Poland’s bishops are sensitive to the frequently voiced criticism that they are close to the Law and Justice party and are careful to avoid public statements that could be spun as partisan. The bishops have previously clashed with the ruling party over issues such as migrants and refugees.
In a May statement, the Polish bishops’ permanent council encouraged clergy to “courageously take up social or ethical issues,” while remembering that “as witnesses of the Gospel, we are called to minister unity in a divided society and keep our distance from political parties.”
They wrote: “We also ask all participants in the election campaign to refrain from instrumentalizing the Church, which can take both the form of unauthorized use of the Church in the partisan games of individual parties, and the shape of unjust stigmatization, calculated solely for anti-clerical emotion.”
“More than once we have publicly emphasized that the Church is not on the side of the right, the left, or the center, because the Church has its own side; the Church should stand on the side of the Gospel.”
Writing in the left-leaning Gazeta Wyborcza newspaper, journalist Arkadiusz Gruszczyński argued that the new pastoral letter “can be seen as part of this year’s election campaign.”
But Poland’s bishops said that their intention with the pastoral letter was to “return to the message” of St. John Paul II in Evangelium vitae.
“The pope reminded us of the dignity and value of human life, and indicated how to build a ‘civilization of life’ in opposition to the ‘civilization of death,’” they wrote.
The letter was written to mark the annual celebration known as “Papal Day,” which commemorates the life and legacy of St. John Paul II, who led the Catholic Church from 1978 to 2005.
The day falls on the Sunday before Oct. 16, the anniversary of the Polish pope’s election. A pastoral letter from the Polish bishops’ conference is read out a week earlier.
This year, the Papal Day falls Oct. 15, the day of the parliamentary election.
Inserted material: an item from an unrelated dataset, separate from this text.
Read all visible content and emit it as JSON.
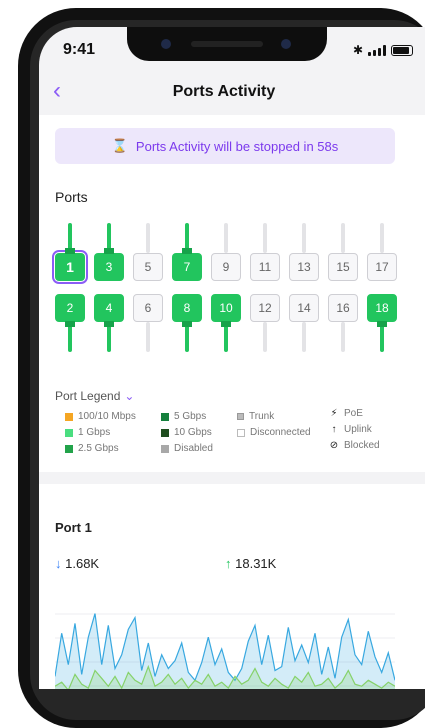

On Sunday, a collection will be taken up for the Work of the New Millennium foundation, which funds scholarships for hundreds of young Poles in poorer areas of the country.